If you’re interested in a budget XLR mic, I can also recommend the MXL 990, an affordable condenser mic coming from a reliable brand. It’s even cheaper than the ATR2500, and it can benefit from the quality of the interface’s AD converter.
In particular, the Behringer U-Phoria has an advanced preamp system plus onboard gain knobs for fast configurations. Moreover, the U-Phoria model (as well as many interfaces) features a higher sampling rate audiophiles would prefer. It features a 24-bit/96 kHz sampling rate.
For reference, the revered Shure MV7 features both USB and XLR connections. It’s also a USB type-c connection to your computer, which might be a good option if your USB ports are already full.

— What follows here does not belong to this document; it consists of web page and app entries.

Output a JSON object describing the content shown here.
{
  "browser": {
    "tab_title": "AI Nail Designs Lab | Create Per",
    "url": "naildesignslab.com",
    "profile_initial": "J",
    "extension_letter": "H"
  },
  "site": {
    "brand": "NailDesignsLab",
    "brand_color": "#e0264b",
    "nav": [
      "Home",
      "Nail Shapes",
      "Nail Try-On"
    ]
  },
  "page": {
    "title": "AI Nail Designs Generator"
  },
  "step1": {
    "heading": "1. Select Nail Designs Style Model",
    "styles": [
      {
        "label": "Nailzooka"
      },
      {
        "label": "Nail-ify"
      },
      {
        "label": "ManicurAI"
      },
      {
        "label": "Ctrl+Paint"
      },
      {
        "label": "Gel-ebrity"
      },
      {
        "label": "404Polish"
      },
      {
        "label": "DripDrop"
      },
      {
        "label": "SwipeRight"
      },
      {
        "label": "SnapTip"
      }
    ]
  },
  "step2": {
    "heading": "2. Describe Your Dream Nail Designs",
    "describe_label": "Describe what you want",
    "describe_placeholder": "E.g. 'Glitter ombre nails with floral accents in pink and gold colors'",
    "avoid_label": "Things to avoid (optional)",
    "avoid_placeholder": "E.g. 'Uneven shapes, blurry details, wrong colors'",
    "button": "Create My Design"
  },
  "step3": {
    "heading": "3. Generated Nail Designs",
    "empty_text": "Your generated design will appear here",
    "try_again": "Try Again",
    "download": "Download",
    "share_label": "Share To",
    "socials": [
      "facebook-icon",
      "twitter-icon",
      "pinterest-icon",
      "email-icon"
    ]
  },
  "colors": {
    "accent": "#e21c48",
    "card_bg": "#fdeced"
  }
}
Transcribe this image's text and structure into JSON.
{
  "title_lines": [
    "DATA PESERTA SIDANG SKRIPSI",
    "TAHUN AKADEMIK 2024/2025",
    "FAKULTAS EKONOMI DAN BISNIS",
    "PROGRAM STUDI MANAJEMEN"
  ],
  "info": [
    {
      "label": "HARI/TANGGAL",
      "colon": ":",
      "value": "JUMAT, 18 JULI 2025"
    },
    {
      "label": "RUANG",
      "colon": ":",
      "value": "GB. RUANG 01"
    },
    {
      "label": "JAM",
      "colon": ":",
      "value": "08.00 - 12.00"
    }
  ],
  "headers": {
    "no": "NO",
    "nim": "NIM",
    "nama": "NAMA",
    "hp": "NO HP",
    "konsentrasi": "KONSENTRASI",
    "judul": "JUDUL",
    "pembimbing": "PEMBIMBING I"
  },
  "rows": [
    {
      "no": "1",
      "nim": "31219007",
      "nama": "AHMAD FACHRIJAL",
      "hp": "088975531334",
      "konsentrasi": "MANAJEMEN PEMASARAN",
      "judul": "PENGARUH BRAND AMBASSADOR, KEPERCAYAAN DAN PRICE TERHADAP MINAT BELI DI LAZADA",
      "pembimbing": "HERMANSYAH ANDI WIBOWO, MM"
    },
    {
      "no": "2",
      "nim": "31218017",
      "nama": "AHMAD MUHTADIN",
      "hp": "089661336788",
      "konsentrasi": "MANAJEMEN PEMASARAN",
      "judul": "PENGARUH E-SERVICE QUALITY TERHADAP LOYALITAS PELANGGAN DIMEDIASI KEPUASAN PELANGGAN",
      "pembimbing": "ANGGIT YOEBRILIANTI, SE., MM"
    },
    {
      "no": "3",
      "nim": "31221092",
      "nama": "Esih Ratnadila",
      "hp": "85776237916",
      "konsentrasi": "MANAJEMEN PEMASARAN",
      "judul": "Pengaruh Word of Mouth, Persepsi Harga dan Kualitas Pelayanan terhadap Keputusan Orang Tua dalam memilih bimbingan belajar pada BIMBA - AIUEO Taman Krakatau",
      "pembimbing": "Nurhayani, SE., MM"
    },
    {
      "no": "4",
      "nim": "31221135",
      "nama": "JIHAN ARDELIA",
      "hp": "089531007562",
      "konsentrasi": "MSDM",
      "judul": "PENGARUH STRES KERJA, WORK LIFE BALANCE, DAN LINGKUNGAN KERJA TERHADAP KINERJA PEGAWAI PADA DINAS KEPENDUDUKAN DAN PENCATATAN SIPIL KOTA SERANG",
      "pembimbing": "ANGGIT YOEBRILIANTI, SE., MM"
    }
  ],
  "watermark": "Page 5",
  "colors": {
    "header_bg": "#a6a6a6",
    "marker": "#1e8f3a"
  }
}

However, this mic is over $200, and you’re not going to hear a $200 audio quality difference between this one and the entry-level Fifine mic. Still, the MV7 delivers top-tier noise canceling features.
Why do I like the ATR2500 Condenser USB Mic?
The Audio-Technica ATR2500 condenser mic is an overall positive, plug & play solution for your home studio, podcast setup, and voice-over applications.
It delivers amazing quality for musicians. As a microphone to record acoustic guitar, is an incredible option that won’t break your bank.
For people doing podcasts, voice-over work, and live-streaming, it will also work its purpose. However, there’s not a $100 difference between the 2500 model and an entry-level option like the Fifinike K699. Moreover, paying a bit more for the Blue Yeti delivers extra handy features like a mute button and multi-pickup patterns.
At the same time, the ATR2500 is not ready for quality music recording, and so the level stays at recording demos. I hope you’re not expecting much more from a USB mic, though.
Lastly, I have to say the stand is a bit flimsy, and it doesn’t reflect the quality of the mic’s construction.
Overall, we recommend the ATR2500 is a quality USB mic. There’s nothing wrong with it, and we do believe the price is fair for the performance and build it delivers.
However, it’s currently in a bit of an odd space. With a plethora of budget USB mics coming out in the last couple of years and the increasing demand for budget home office/home studio gear, the ART2500 is hard to recommend.
You can go for less, and receive a similar sound and built quality. There’re even cheaper mics packing a gain knob, which the ART2500 misses. Or you can pay a bit more, and receive something that better conveys its premium status.
All in all, I generally believe USB mics are entry-level equipment. No matter how much you pay, the difference is not going to be much between an entry-level or an upper-tier option.
I mean, there’s only so much a mic can do in terms of processing sound. Packing both the diaphragm and the sound processor leaves little room for improvement, so few things improve as you climb the price bracket.
If you want a worthy, lasting investment, you can go for the ATR2500 condenser mic-. However, don’t fool yourself into thinking it’s going to be professional – such sound can only come with the versatility of an interface/mic combo.
Or you could be smart with your money, get a cheaper USB mic, and call it a day.